Itidian Creek1 Sulphur Spring, Macedonia and Union, 1847; Elm Spring, 1848;
Big Valley, Beech Grove and Alder Spring, 1849; Head of Barren, 1850; Blowing
Spring, 1851. In 1853 Clinton Association was formed of several churches
in Anderson and Campbell Counties, having sixteen churches in the Northern
Association. Since that time the churches admitted have been Providence and
Cedar Grove, 1856; New Hope, 1857; Little Barren and Shady Grove, 1859; Nave
Hilt 1867; Liberty, 1868; Warwick Chapel, Rock Castle, Gravestown, Cedar
Creek, New Hope and Bethany, 1869; Chestnut Grove, 1870; Dutch Valley, Sugar
Hollow, Gap Creek, 1871; Cedar Spring and Pleasant Point, 1872; Haynes' Flat,
Texas Valley and Carr's Branch, 1878,' Cedar, Spring and Zion, 1877; Union,
1878; Crooked Creek, 1881; Spring Dale and New Prospect, 1882.
The total number of churches in the association is now thirty-two, of which
seventeen are in Union County.
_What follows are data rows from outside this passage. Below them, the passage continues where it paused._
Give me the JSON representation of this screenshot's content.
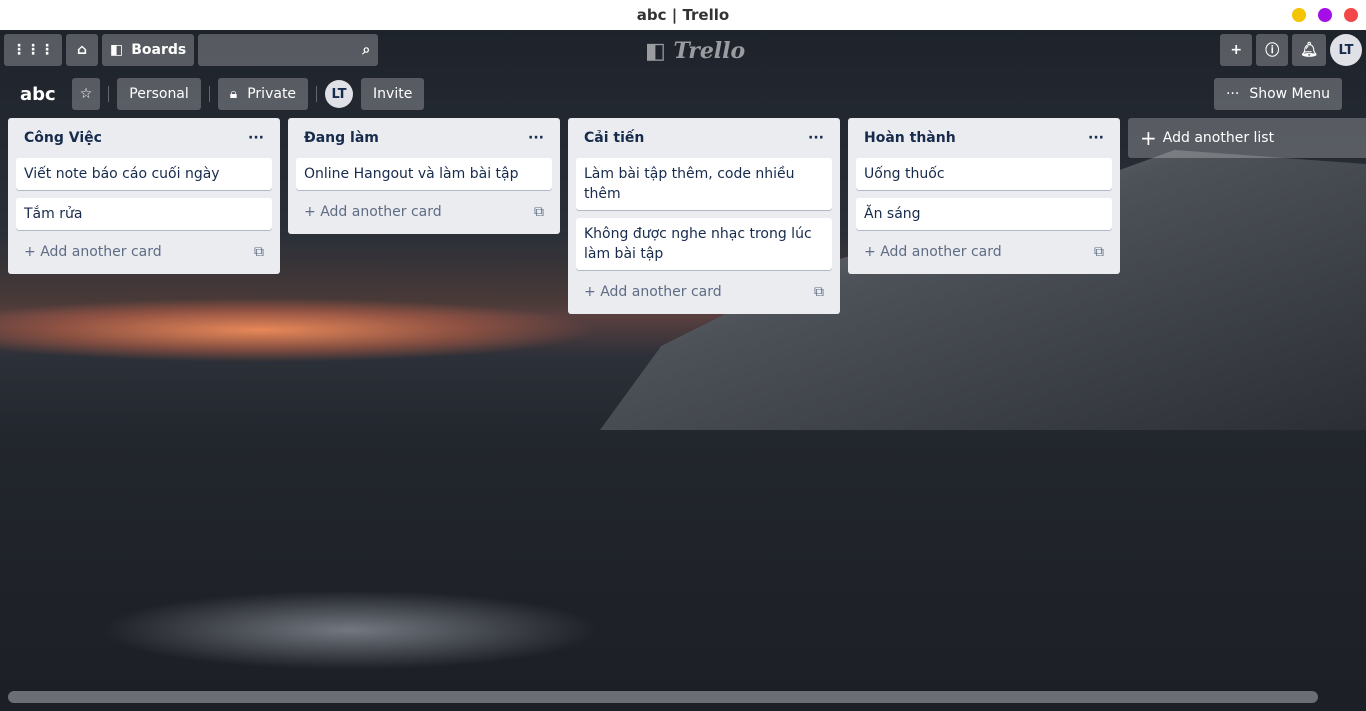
{
  "window": {
    "title": "abc | Trello",
    "controls": [
      "#f5c400",
      "#a40fe8",
      "#f2484a"
    ]
  },
  "nav": {
    "boards": "Boards",
    "search_placeholder": "",
    "logo": "Trello",
    "avatar": "LT"
  },
  "board": {
    "title": "abc",
    "personal": "Personal",
    "private": "Private",
    "member": "LT",
    "invite": "Invite",
    "show_menu": "Show Menu"
  },
  "lists": [
    {
      "title": "Công Việc",
      "cards": [
        "Viết note báo cáo cuối ngày",
        "Tắm rửa"
      ]
    },
    {
      "title": "Đang làm",
      "cards": [
        "Online Hangout và làm bài tập"
      ]
    },
    {
      "title": "Cải tiến",
      "cards": [
        "Làm bài tập thêm, code nhiều thêm",
        "Không được nghe nhạc trong lúc làm bài tập"
      ]
    },
    {
      "title": "Hoàn thành",
      "cards": [
        "Uống thuốc",
        "Ăn sáng"
      ]
    }
  ],
  "add_card": "Add another card",
  "add_list": "Add another list",
  "menu_dots": "···"
}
The aggregate membership is 2,960.
FIRST SHERIFFS AND
|The following have been the officers of Union County since its organization:
Sheriffs-E. West, 1854-56; Jesse G. Palmer, 1856-186O; A. J. Brock, 1860-62;
Calvin Moore, 1862; Jannes L, Ledgerwood, 1865-68; Christian Ousley, 1868-72;
John Sharp, 1872-74; J. L. Ledgerwood, 1874-76; James M. Wilson, 1876-78;
W. 0. Monroe, 1878-80; William Oaks, 1880-84; William C. Sharp, 1884-86;
F. M. Miller, 1886.
FIRST COUNTY COURT
|Clerks of the county court-William T. Carden, 1854-1858; L. Huddleston,
1858-64; William Colvin, 1864-72; J.W. Turner, 1872-74; Coram Acuff, 1874-86;
W. B. Morton, 1886.
FIRST CIRCUIT COURT
|Clerks of the circuit court-Allen Hurst, 1856-60; R. J. Carr, 1860; L.
B. Carden, 1865-70; A. A. Snoderly, 1870-74; M. D. L. Kincaid, 1874-78; J.
F. Huddleston. Clerks and masters O. W. Huddleston, A. McPheeters and J.
|Registrars William P. Owens, Thomas D. Harding, James W. Turner, Isaac
Snoderly, 1860-66; George Johnston, 1868-74; D. S. Turner, 1874-78. William
Weaver, 1878-80; E. B. Morton, 1880-86; J.R. Snoderly, 1886.